One day, Lewis and Tolkien spent all evening walking around a pond, arguing about the truthfulness of Christ's claims. During the course of the exchange, Tolkien commented that Christianity was the "true myth". For some reason, that phrase spoke to Lewis and by the next day we was, in his own words, a reluctant convert.

I cannot even begin to tell you of the impact Lewis has had on my life. To this day, The Lion, the Witch and the Wardrobe is the only book I've finished in a single day (though I love to read, I'm rather slow at it). Again, the ability to put biblical truths in "3D" had a profound impact on me when I was younger.

Lately, I've become fasinated with his other writings. Screwtape Letters, The Four Loves and Mere Christainity are books that, in my not-so-humble opinion, every human being should read. His logical manner of examining truth and wittily then applying it to practical living is phenomenal. Through Lewis, I learned many practical things, such as the nature of humility and chastity.

But perhaps the thing I'm most grateful for is that he taught me that I need never be afraid of truth. Because, to the Christian, Truth is a Person and a Person whose not ashamed to call us brethren (Hebrews 2:10-12). Therefore, we can always go deeper and deeper into Truth and find fulfillment and satisfaction. He brought into profound light that God is the chief end of all things.

And that's why I wrote this piece. Not just to come out of the closet as a fantasy nerd, but to express thankfulness to two dead guys who helped draw me into a deeper relationship with the God of universe in a way that no lecture could.

Sunday, November 6, 2011

4 Reasons Preaching Humbles Me

This morning I had the honor of preaching at my local church. While preparing and delivering the message, I was reminded of my helplessness in many issues. Here are some reasons that preaching humbles me.

1. It reminds me of my dependance on the Holy Spirit.

I can do everything right. I have the perfect outline, the best illustrations, elegant form and flawless execution. But I can't change hearts. My preaching is useless chatter without the work of the Holy Spirit. He can overcome my flaws and add potency to my otherwise powerless words.

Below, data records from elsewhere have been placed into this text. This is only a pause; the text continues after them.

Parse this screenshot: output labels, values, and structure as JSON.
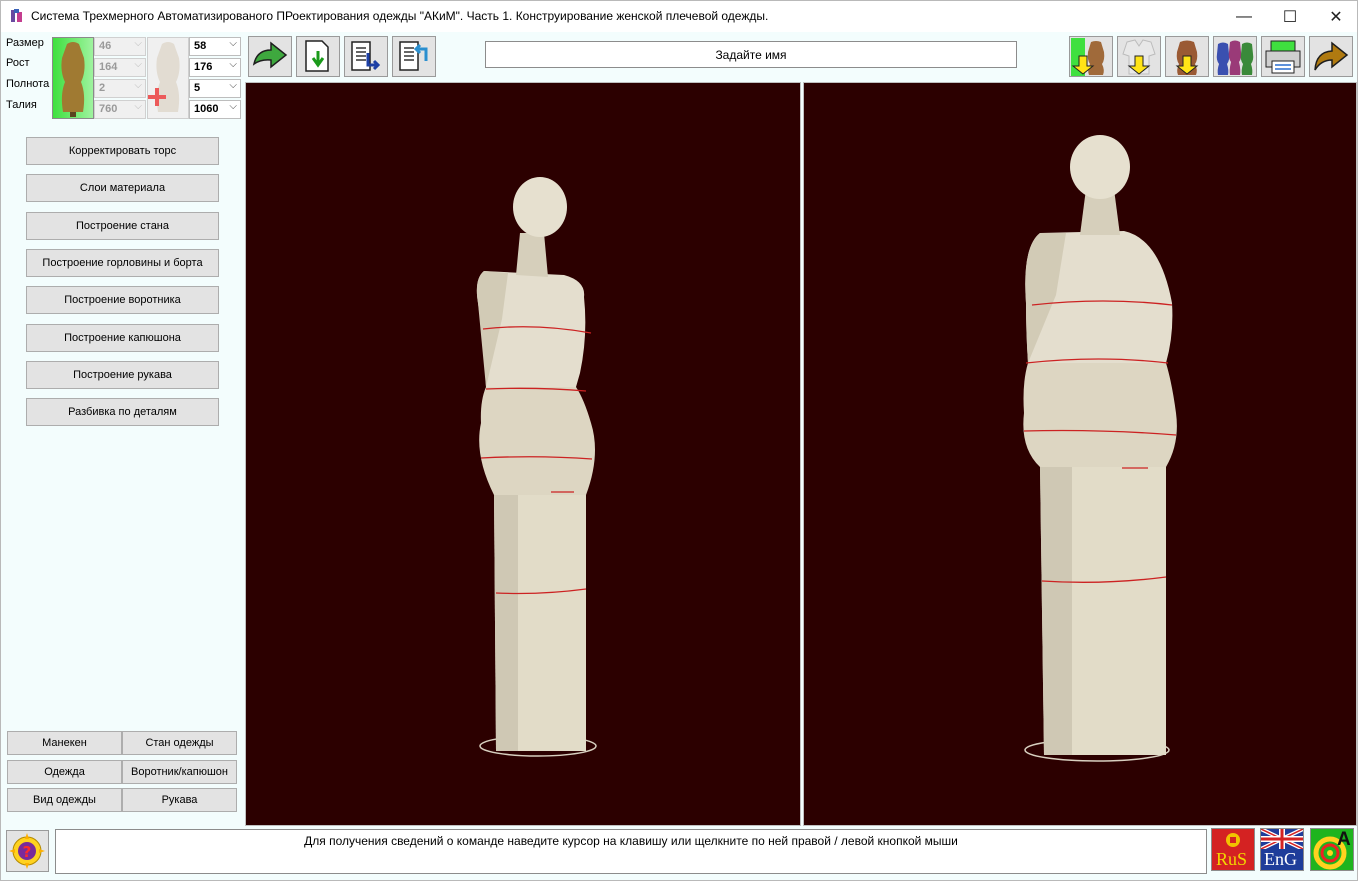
{
  "window": {
    "title": "Система  Трехмерного Автоматизированого ПРоектирования одежды  \"АКиМ\".  Часть 1.  Конструирование женской плечевой одежды.",
    "minimize_glyph": "—",
    "maximize_glyph": "☐",
    "close_glyph": "✕"
  },
  "params": {
    "labels": [
      "Размер",
      "Рост",
      "Полнота",
      "Талия"
    ],
    "base_values": [
      "46",
      "164",
      "2",
      "760"
    ],
    "target_values": [
      "58",
      "176",
      "5",
      "1060"
    ]
  },
  "left_menu": [
    "Корректировать торс",
    "Слои материала",
    "Построение стана",
    "Построение горловины и борта",
    "Построение воротника",
    "Построение капюшона",
    "Построение рукава",
    "Разбивка по деталям"
  ],
  "bottom_buttons": [
    "Манекен",
    "Стан одежды",
    "Одежда",
    "Воротник/капюшон",
    "Вид одежды",
    "Рукава"
  ],
  "name_field": "Задайте имя",
  "status_text": "Для получения сведений о команде наведите курсор на клавишу или щелкните по ней правой / левой кнопкой мыши",
  "lang": {
    "ru": "RuS",
    "en": "EnG",
    "logo_letter": "A"
  },
  "colors": {
    "viewport_bg": "#2c0000",
    "mannequin": "#e7e2d2",
    "measure_line": "#d21b1b",
    "accent_green": "#3fe03f"
  }
}
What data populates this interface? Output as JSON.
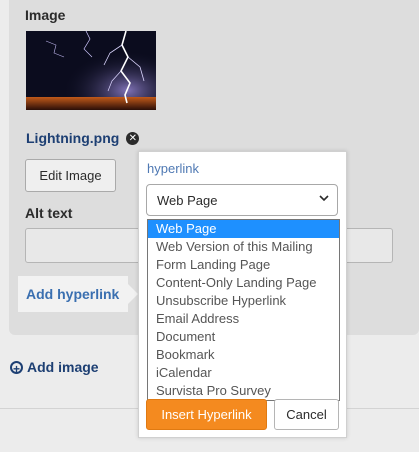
{
  "image_section": {
    "label": "Image",
    "file_name": "Lightning.png",
    "remove_icon": "close-circle-icon",
    "edit_button": "Edit Image",
    "alt_label": "Alt text",
    "alt_value": ""
  },
  "add_hyperlink": {
    "label": "Add hyperlink"
  },
  "add_image": {
    "label": "Add image",
    "icon": "plus-circle-icon"
  },
  "hyperlink_popup": {
    "label": "hyperlink",
    "selected": "Web Page",
    "options": [
      "Web Page",
      "Web Version of this Mailing",
      "Form Landing Page",
      "Content-Only Landing Page",
      "Unsubscribe Hyperlink",
      "Email Address",
      "Document",
      "Bookmark",
      "iCalendar",
      "Survista Pro Survey"
    ],
    "insert_button": "Insert Hyperlink",
    "cancel_button": "Cancel"
  },
  "colors": {
    "accent_orange": "#f48a1f",
    "link_blue": "#3a6fb0",
    "selection_blue": "#1e90ff",
    "dark_navy": "#1d3f73"
  }
}
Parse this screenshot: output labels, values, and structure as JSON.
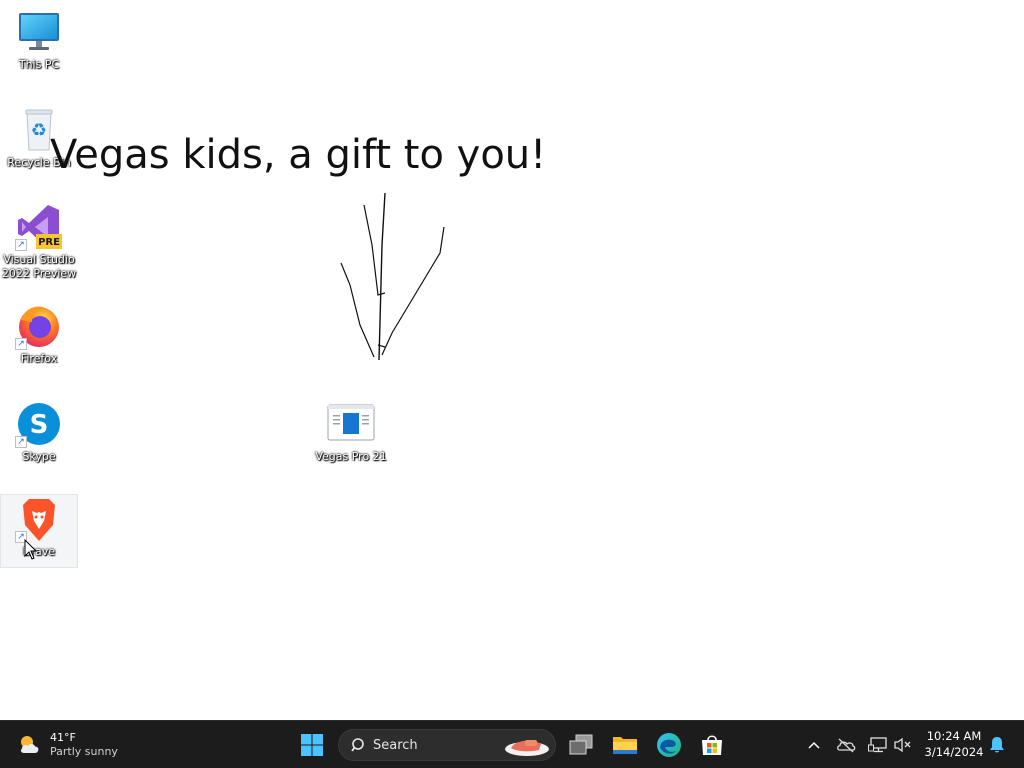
{
  "desktop": {
    "icons": [
      {
        "name": "this-pc",
        "label": "This PC",
        "shortcut": false
      },
      {
        "name": "recycle-bin",
        "label": "Recycle Bin",
        "shortcut": false
      },
      {
        "name": "visual-studio",
        "label": "Visual Studio\n2022 Preview",
        "shortcut": true,
        "badge": "PRE"
      },
      {
        "name": "firefox",
        "label": "Firefox",
        "shortcut": true
      },
      {
        "name": "skype",
        "label": "Skype",
        "shortcut": true
      },
      {
        "name": "brave",
        "label": "Brave",
        "shortcut": true,
        "selected": true
      },
      {
        "name": "vegas-pro",
        "label": "Vegas Pro 21",
        "shortcut": false
      }
    ],
    "wallpaper_text": "Vegas kids, a gift to you!"
  },
  "taskbar": {
    "weather": {
      "temp": "41°F",
      "condition": "Partly sunny",
      "icon": "partly-sunny-icon"
    },
    "search_label": "Search",
    "pinned": [
      {
        "name": "start",
        "icon": "windows-logo-icon"
      },
      {
        "name": "task-view",
        "icon": "task-view-icon"
      },
      {
        "name": "file-explorer",
        "icon": "folder-icon"
      },
      {
        "name": "edge",
        "icon": "edge-icon"
      },
      {
        "name": "store",
        "icon": "store-icon"
      }
    ],
    "tray": {
      "icons": [
        "chevron-up-icon",
        "onedrive-offline-icon",
        "network-icon",
        "volume-muted-icon",
        "notification-bell-icon"
      ]
    },
    "clock": {
      "time": "10:24 AM",
      "date": "3/14/2024"
    }
  },
  "colors": {
    "taskbar_bg": "#1c1c1c",
    "accent": "#0078d4",
    "desktop_bg": "#ffffff"
  }
}
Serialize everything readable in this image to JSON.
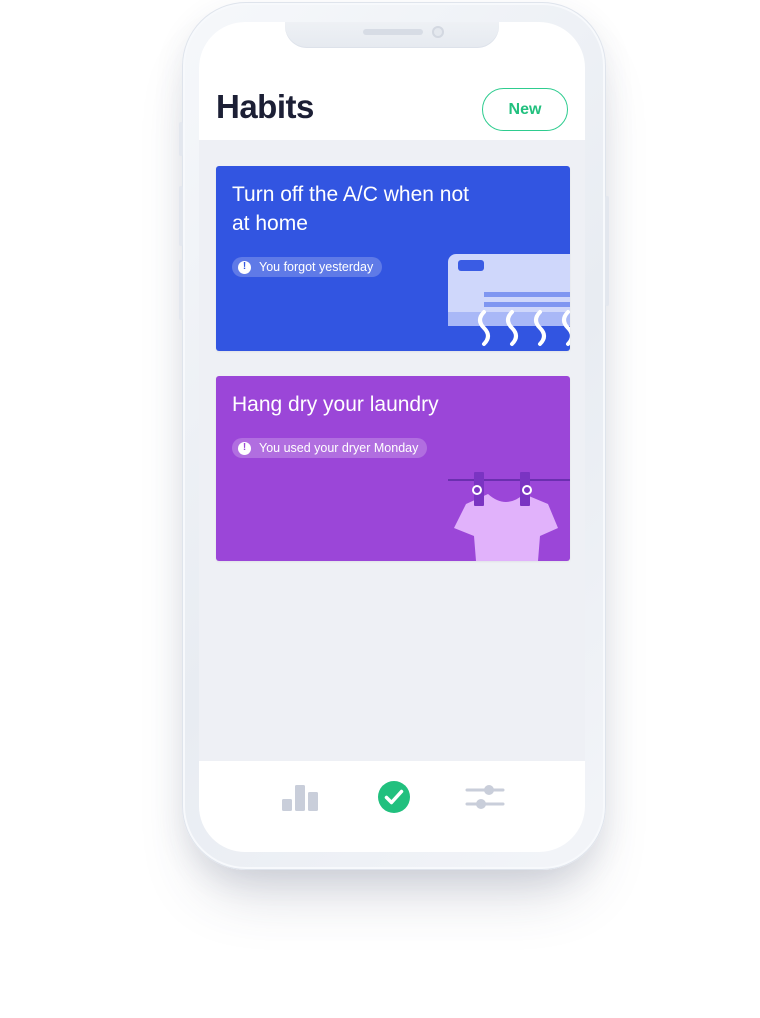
{
  "header": {
    "title": "Habits",
    "new_button_label": "New"
  },
  "habits": [
    {
      "title": "Turn off the A/C when not at home",
      "status": "You forgot yesterday",
      "color": "#3255e1",
      "illustration": "air-conditioner"
    },
    {
      "title": "Hang dry your laundry",
      "status": "You used your dryer Monday",
      "color": "#9b46d8",
      "illustration": "shirt-on-clothesline"
    }
  ],
  "nav": {
    "items": [
      {
        "icon": "bar-chart-icon",
        "active": false
      },
      {
        "icon": "check-circle-icon",
        "active": true
      },
      {
        "icon": "sliders-icon",
        "active": false
      }
    ]
  },
  "colors": {
    "accent": "#21c07e",
    "title": "#1c1f35",
    "background": "#eef0f5",
    "inactive_icon": "#c9ceda"
  }
}
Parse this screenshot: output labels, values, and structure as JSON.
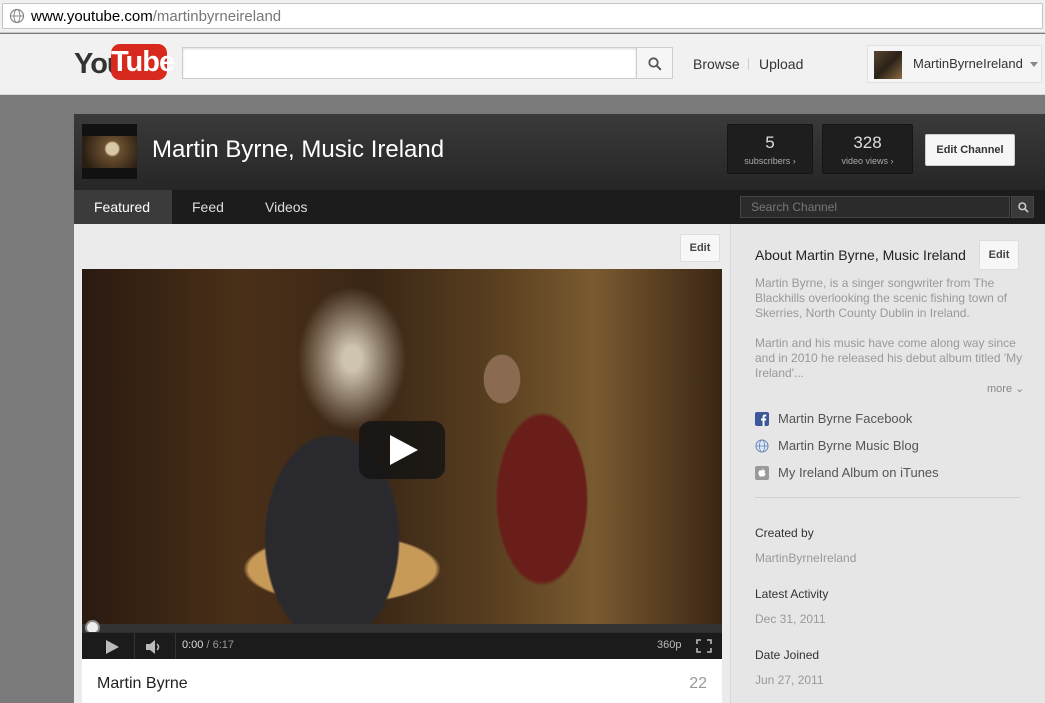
{
  "browser": {
    "url_host": "www.youtube.com",
    "url_path": "/martinbyrneireland"
  },
  "header": {
    "logo_you": "You",
    "logo_tube": "Tube",
    "search_placeholder": "",
    "browse": "Browse",
    "upload": "Upload",
    "username": "MartinByrneIreland"
  },
  "channel": {
    "title": "Martin Byrne, Music Ireland",
    "subscribers_count": "5",
    "subscribers_label": "subscribers ›",
    "views_count": "328",
    "views_label": "video views ›",
    "edit_channel": "Edit Channel",
    "tabs": [
      {
        "label": "Featured"
      },
      {
        "label": "Feed"
      },
      {
        "label": "Videos"
      }
    ],
    "search_placeholder": "Search Channel"
  },
  "main": {
    "edit_label": "Edit",
    "player": {
      "time_current": "0:00",
      "time_sep": " / ",
      "time_total": "6:17",
      "quality": "360p",
      "progress": 0
    },
    "video_title": "Martin Byrne",
    "video_views": "22"
  },
  "sidebar": {
    "about_title": "About Martin Byrne, Music Ireland",
    "edit_label": "Edit",
    "about_p1": "Martin Byrne, is a singer songwriter from The Blackhills overlooking the scenic fishing town of Skerries, North County Dublin in Ireland.",
    "about_p2": "Martin and his music have come along way since and in 2010 he released his debut album titled 'My Ireland'...",
    "more": "more",
    "links": [
      {
        "icon": "facebook-icon",
        "label": "Martin Byrne Facebook"
      },
      {
        "icon": "globe-icon",
        "label": "Martin Byrne Music Blog"
      },
      {
        "icon": "apple-icon",
        "label": "My Ireland Album on iTunes"
      }
    ],
    "created_by_label": "Created by",
    "created_by_value": "MartinByrneIreland",
    "latest_activity_label": "Latest Activity",
    "latest_activity_value": "Dec 31, 2011",
    "date_joined_label": "Date Joined",
    "date_joined_value": "Jun 27, 2011"
  },
  "colors": {
    "logo_red": "#d8291f",
    "channel_bar": "#2e2e2e",
    "facebook_blue": "#3b5998"
  }
}
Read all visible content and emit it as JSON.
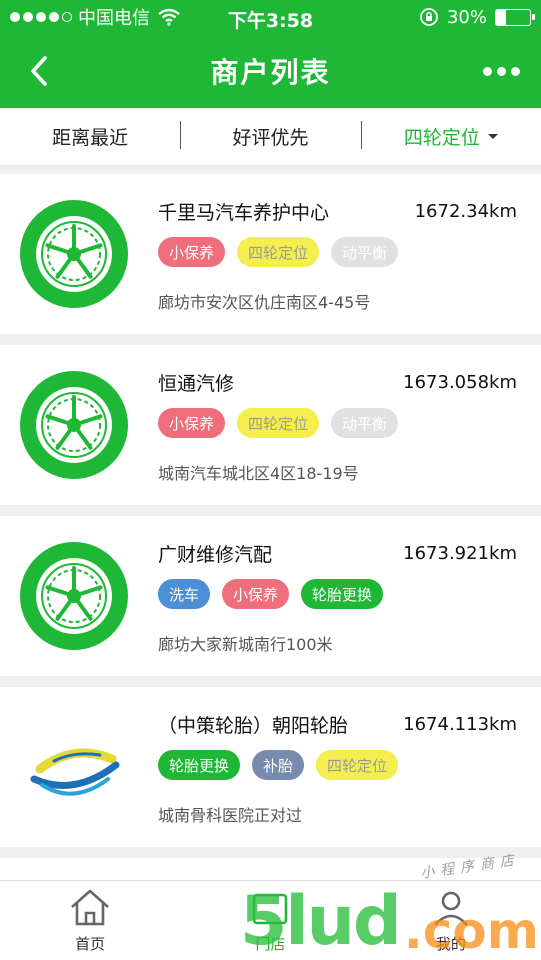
{
  "status_bar": {
    "carrier": "中国电信",
    "time": "下午3:58",
    "battery": "30%",
    "battery_level": 0.3
  },
  "nav": {
    "title": "商户列表"
  },
  "filters": [
    {
      "label": "距离最近",
      "active": false
    },
    {
      "label": "好评优先",
      "active": false
    },
    {
      "label": "四轮定位",
      "active": true
    }
  ],
  "shops": [
    {
      "name": "千里马汽车养护中心",
      "distance": "1672.34km",
      "logo": "tire",
      "tags": [
        {
          "label": "小保养",
          "color": "pink"
        },
        {
          "label": "四轮定位",
          "color": "yellow"
        },
        {
          "label": "动平衡",
          "color": "gray"
        }
      ],
      "address": "廊坊市安次区仇庄南区4-45号"
    },
    {
      "name": "恒通汽修",
      "distance": "1673.058km",
      "logo": "tire",
      "tags": [
        {
          "label": "小保养",
          "color": "pink"
        },
        {
          "label": "四轮定位",
          "color": "yellow"
        },
        {
          "label": "动平衡",
          "color": "gray"
        }
      ],
      "address": "城南汽车城北区4区18-19号"
    },
    {
      "name": "广财维修汽配",
      "distance": "1673.921km",
      "logo": "tire",
      "tags": [
        {
          "label": "洗车",
          "color": "blue"
        },
        {
          "label": "小保养",
          "color": "pink"
        },
        {
          "label": "轮胎更换",
          "color": "green"
        }
      ],
      "address": "廊坊大家新城南行100米"
    },
    {
      "name": "（中策轮胎）朝阳轮胎",
      "distance": "1674.113km",
      "logo": "globe",
      "tags": [
        {
          "label": "轮胎更换",
          "color": "green"
        },
        {
          "label": "补胎",
          "color": "slate"
        },
        {
          "label": "四轮定位",
          "color": "yellow"
        }
      ],
      "address": "城南骨科医院正对过"
    }
  ],
  "tabs": [
    {
      "label": "首页",
      "icon": "home-icon",
      "active": false
    },
    {
      "label": "门店",
      "icon": "store-icon",
      "active": true
    },
    {
      "label": "我的",
      "icon": "user-icon",
      "active": false
    }
  ],
  "watermark": {
    "main": "5lud",
    "suffix": ".com",
    "sub": "小程序商店"
  },
  "colors": {
    "brand_green": "#1fb836",
    "tag_pink": "#ef6e7c",
    "tag_yellow": "#f4ef4e",
    "tag_gray": "#e1e1e1",
    "tag_blue": "#4b8fd6",
    "tag_slate": "#768bad"
  }
}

2. It draws my attention to power of prayer.

Related to that, I can always tell the difference between sermons that are bathed in prayer and sermons that aren't. When I and others pray for the fruitfulness of a sermon, I've never found our prayers to be unanswered. Again, it causes me to realize that I'm just a single, relatively helpless player in something much larger.

3. It makes me realize that I don't have it all figured out.

I don't know how many times I'll prepare to preach from a certain text, only to discover that I'm completely clueless on so many related issues. I often come away from sermon preparation with more questions than answers. And yet, God is always faithful to show me what I need to know and how to communicate it.

4. It makes me grateful for other scholars.

When I don't know something, I often turn to others for help. I'm very grateful for so many wonderful men who studied the Word of God and provide me with insights from it. This includes "famous" people who write books and commentaries. But it also includes people I know personally and are willing to help me understand the Bible.